The Sisters, though, got the largest headline on the page: "St. Joseph's Will Not Close School." The notice said the Sisters of St. Joseph's Academy wished to correct a rumor that the school wouldn't open for the fall semester. There was no foundation to the rumor and the Sisters were at a loss to determine how it got started.

My cynical side suspects the rumor started in the anti-Catholicism that had become prevalent in Florida by the early 1920s. But, as with the original rumor, I have no foundation for my musings. Just general knowledge of the political and religious climates of that time in Florida.

The Sisters of St. Joseph had a deep footprint in Palatka by 1922. They had opened their school in the riverfront city in 1876. I learned that from a 2008 dissertation by Barbara E. Mattick that's accessible online via the Florida State University Digital Library. The doctoral disseration covers the ministries of the Catholic Sisters of St. Augustine over the course of 61 years. I look forward to reading more of its 226 pages.

St. Joseph's Academy lasted a few years beyond the rumor days. A 2001 article in The Orlando Sentinel said the academy was replaced by a parish school named St. James in 1929.

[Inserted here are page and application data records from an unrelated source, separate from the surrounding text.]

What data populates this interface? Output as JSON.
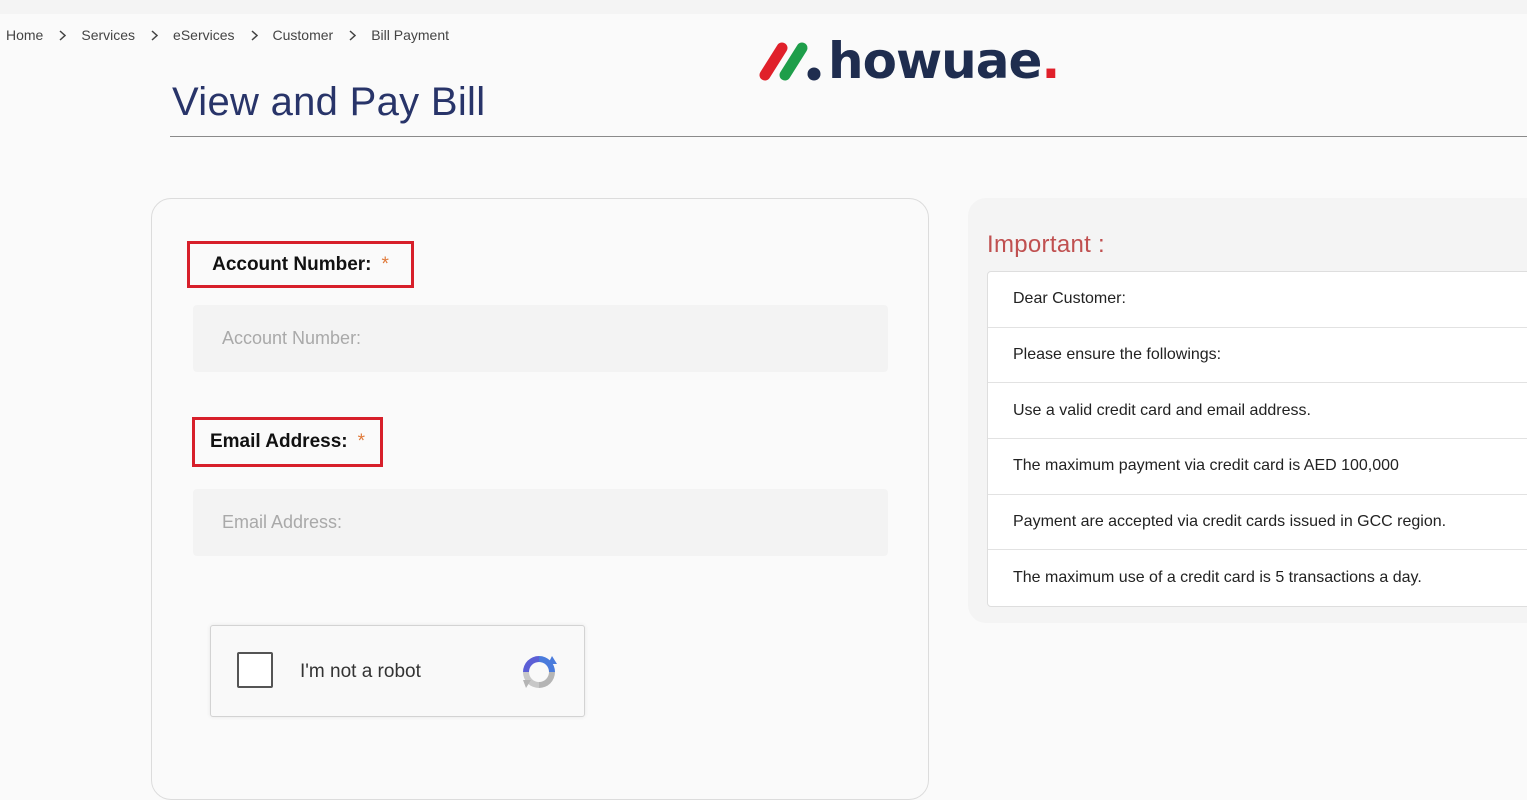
{
  "breadcrumb": [
    "Home",
    "Services",
    "eServices",
    "Customer",
    "Bill Payment"
  ],
  "logo": {
    "text": "howuae",
    "dot": ".",
    "colors": {
      "red": "#e0202a",
      "green": "#1e9e4a",
      "navy": "#1f2d4f"
    }
  },
  "page": {
    "title": "View and Pay Bill"
  },
  "form": {
    "account_label": "Account Number:",
    "account_placeholder": "Account Number:",
    "email_label": "Email Address:",
    "email_placeholder": "Email Address:",
    "required_mark": "*",
    "recaptcha_label": "I'm not a robot"
  },
  "important": {
    "title": "Important :",
    "items": [
      "Dear Customer:",
      "Please ensure the followings:",
      "Use a valid credit card and email address.",
      "The maximum payment via credit card is AED 100,000",
      "Payment are accepted via credit cards issued in GCC region.",
      "The maximum use of a credit card is 5 transactions a day."
    ]
  },
  "colors": {
    "title": "#283469",
    "highlight_border": "#d71f2a",
    "important_title": "#c05050"
  }
}
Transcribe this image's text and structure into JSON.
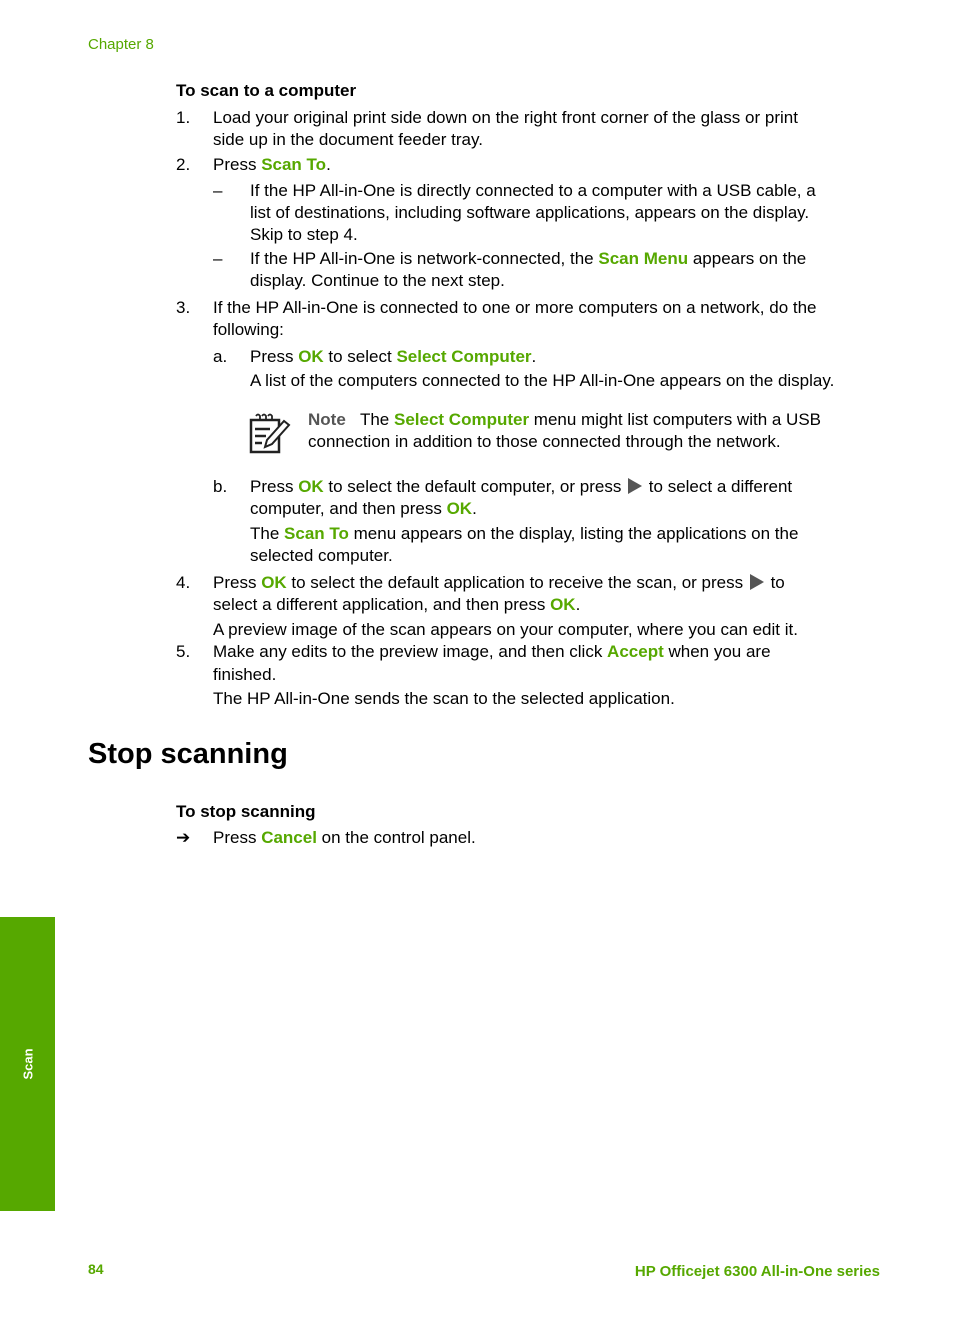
{
  "header": {
    "chapter": "Chapter 8"
  },
  "procedure1": {
    "title": "To scan to a computer",
    "step1": {
      "num": "1.",
      "l1": "Load your original print side down on the right front corner of the glass or print",
      "l2": "side up in the document feeder tray."
    },
    "step2": {
      "num": "2.",
      "pre": "Press ",
      "key": "Scan To",
      "post": "."
    },
    "dash1": {
      "mark": "–",
      "l1": "If the HP All-in-One is directly connected to a computer with a USB cable, a",
      "l2": "list of destinations, including software applications, appears on the display.",
      "l3": "Skip to step 4."
    },
    "dash2": {
      "mark": "–",
      "l1pre": "If the HP All-in-One is network-connected, the ",
      "l1key": "Scan Menu",
      "l1post": " appears on the",
      "l2": "display. Continue to the next step."
    },
    "step3": {
      "num": "3.",
      "l1": "If the HP All-in-One is connected to one or more computers on a network, do the",
      "l2": "following:"
    },
    "sub_a": {
      "mark": "a.",
      "pre": "Press ",
      "key1": "OK",
      "mid": " to select ",
      "key2": "Select Computer",
      "post": ".",
      "l2": "A list of the computers connected to the HP All-in-One appears on the display."
    },
    "note": {
      "label": "Note",
      "pre": "The ",
      "key": "Select Computer",
      "post": " menu might list computers with a USB",
      "l2": "connection in addition to those connected through the network."
    },
    "sub_b": {
      "mark": "b.",
      "pre": "Press ",
      "key1": "OK",
      "mid": " to select the default computer, or press ",
      "post": " to select a different",
      "l2pre": "computer, and then press ",
      "l2key": "OK",
      "l2post": ".",
      "l3pre": "The ",
      "l3key": "Scan To",
      "l3post": " menu appears on the display, listing the applications on the",
      "l4": "selected computer."
    },
    "step4": {
      "num": "4.",
      "pre": "Press ",
      "key1": "OK",
      "mid": " to select the default application to receive the scan, or press ",
      "post": " to",
      "l2pre": "select a different application, and then press ",
      "l2key": "OK",
      "l2post": ".",
      "l3": "A preview image of the scan appears on your computer, where you can edit it."
    },
    "step5": {
      "num": "5.",
      "pre": "Make any edits to the preview image, and then click ",
      "key": "Accept",
      "post": " when you are",
      "l2": "finished.",
      "l3": "The HP All-in-One sends the scan to the selected application."
    }
  },
  "section": {
    "title": "Stop scanning",
    "proc_title": "To stop scanning",
    "arrow": "➔",
    "pre": "Press ",
    "key": "Cancel",
    "post": " on the control panel."
  },
  "sidebar": {
    "label": "Scan"
  },
  "footer": {
    "page": "84",
    "title": "HP Officejet 6300 All-in-One series"
  },
  "colors": {
    "accent": "#56a800"
  }
}
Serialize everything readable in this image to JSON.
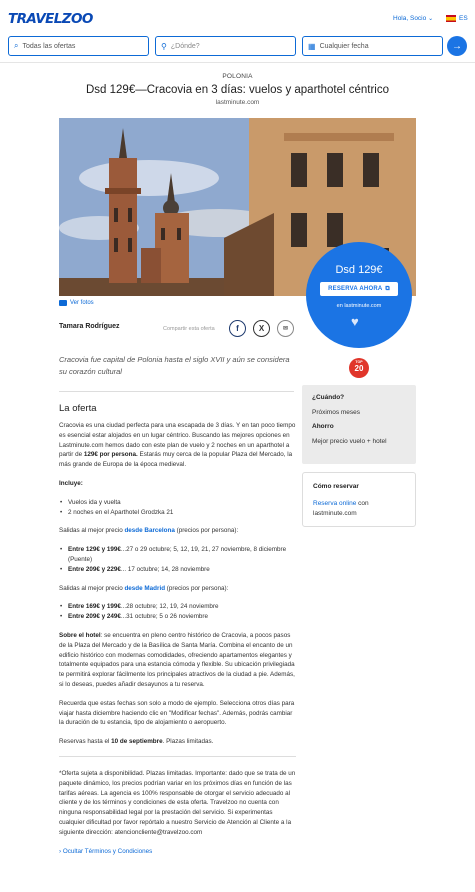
{
  "header": {
    "logo": "TRAVELZOO",
    "greeting": "Hola, Socio",
    "language": "ES"
  },
  "search": {
    "offers_label": "Todas las ofertas",
    "where_placeholder": "¿Dónde?",
    "date_label": "Cualquier fecha"
  },
  "deal": {
    "country": "POLONIA",
    "title": "Dsd 129€—Cracovia en 3 días: vuelos y aparthotel céntrico",
    "provider": "lastminute.com",
    "photos_link": "Ver fotos",
    "price": "Dsd 129€",
    "cta": "RESERVA AHORA",
    "cta_provider": "en lastminute.com",
    "author": "Tamara Rodríguez",
    "share_label": "Compartir esta oferta",
    "intro": "Cracovia fue capital de Polonia hasta el siglo XVII y aún se considera su corazón cultural",
    "top20": "20",
    "top20_small": "TOP"
  },
  "offer": {
    "heading": "La oferta",
    "p1_a": "Cracovia es una ciudad perfecta para una escapada de 3 días. Y en tan poco tiempo es esencial estar alojados en un lugar céntrico. Buscando las mejores opciones en Lastminute.com hemos dado con este plan de vuelo y 2 noches en un aparthotel a partir de ",
    "p1_b": "129€ por persona.",
    "p1_c": " Estarás muy cerca de la popular Plaza del Mercado, la más grande de Europa de la época medieval.",
    "includes_label": "Incluye:",
    "includes": [
      "Vuelos ida y vuelta",
      "2 noches en el Aparthotel Grodzka 21"
    ],
    "bcn_a": "Salidas al mejor precio ",
    "bcn_link": "desde Barcelona",
    "bcn_b": " (precios por persona):",
    "bcn_items": [
      {
        "price": "Entre 129€ y 199€",
        "dates": "...27 o 29 octubre; 5, 12, 19, 21, 27 noviembre, 8 diciembre (Puente)"
      },
      {
        "price": "Entre 209€ y 229€",
        "dates": "... 17 octubre; 14, 28 noviembre"
      }
    ],
    "mad_a": "Salidas al mejor precio ",
    "mad_link": "desde Madrid",
    "mad_b": " (precios por persona):",
    "mad_items": [
      {
        "price": "Entre 169€ y 199€",
        "dates": "...28 octubre; 12, 19, 24 noviembre"
      },
      {
        "price": "Entre 209€ y 249€",
        "dates": "...31 octubre; 5 o 26 noviembre"
      }
    ],
    "hotel_label": "Sobre el hotel",
    "hotel_text": ": se encuentra en pleno centro histórico de Cracovia, a pocos pasos de la Plaza del Mercado y de la Basílica de Santa María. Combina el encanto de un edificio histórico con modernas comodidades, ofreciendo apartamentos elegantes y totalmente equipados para una estancia cómoda y flexible. Su ubicación privilegiada te permitirá explorar fácilmente los principales atractivos de la ciudad a pie. Además, si lo deseas, puedes añadir desayunos a tu reserva.",
    "reminder": "Recuerda que estas fechas son solo a modo de ejemplo. Selecciona otros días para viajar hasta diciembre haciendo clic en \"Modificar fechas\". Además, podrás cambiar la duración de tu estancia, tipo de alojamiento o aeropuerto.",
    "deadline_a": "Reservas hasta el ",
    "deadline_b": "10 de septiembre",
    "deadline_c": ". Plazas limitadas.",
    "disclaimer": "*Oferta sujeta a disponibilidad. Plazas limitadas. Importante: dado que se trata de un paquete dinámico, los precios podrían variar en los próximos días en función de las tarifas aéreas. La agencia es 100% responsable de otorgar el servicio adecuado al cliente y de los términos y condiciones de esta oferta. Travelzoo no cuenta con ninguna responsabilidad legal por la prestación del servicio. Si experimentas cualquier dificultad por favor repórtalo a nuestro Servicio de Atención al Cliente a la siguiente dirección: atencioncliente@travelzoo.com",
    "terms_link": "› Ocultar Términos y Condiciones"
  },
  "sidebar": {
    "when_label": "¿Cuándo?",
    "when_value": "Próximos meses",
    "save_label": "Ahorro",
    "save_value": "Mejor precio vuelo + hotel",
    "how_label": "Cómo reservar",
    "how_link": "Reserva online",
    "how_text": " con lastminute.com"
  }
}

Many Catholic schools struggle to stay open today. They and our Catholic churches need our support more than ever. May the next fundraiser you attend, in person or online, be filled with beautiful music and open hearts. 


Saturday, January 30, 2021

People and places, Florida north and south

Finding information about frontier Florida's black residents isn't always easy when digging for voices from the past. Many were too busy scraping a living and raising families to find time to record memoirs or write in diaries. Some couldn't read or write. They - as well as distinguihed blacks and those of means - faced years of discrimination from societies and organizations established to preserve local histories. 

So, I enjoyed watching the videos - shared here - that offer a glimpse from opposite ends of the state. The first gives a brief overview of sites associated with black history in Miami. They include the first house owned by a black person in Miami.

The other video is the introduction to Florida's Black History Channel, a YouTube channel about the history of the Glenwood neighborhood in Panama City in the Florida Panhandle. While the Miami video depicts places, the Panama City ones focus on people who share memories of days gone by. 

One thing became clear soon after I started watching the Panama City videos. It's a refrain that held true in my own youth. Neighborhoods were tight-knit and everyone kept an eye on all the local youth. Adults stepped in where and when needed, as needed. That was as true in my Brooklyn city youth as it was in the sandy backroads of country Florida. We've lost that, all of us. And that's a sad realization.

City of Miami - Black History video. Click on the photo to watch the video or use this link: https://youtu.be/T5LNGKbcEC4

Screengrab from City of Miami Black History video

Introduction video on the Black History Channel: Click on the photo to watch the video or use this link: https://youtu.be/k8kXOKP-6zg

Screengrab from Black History Channel's introduction video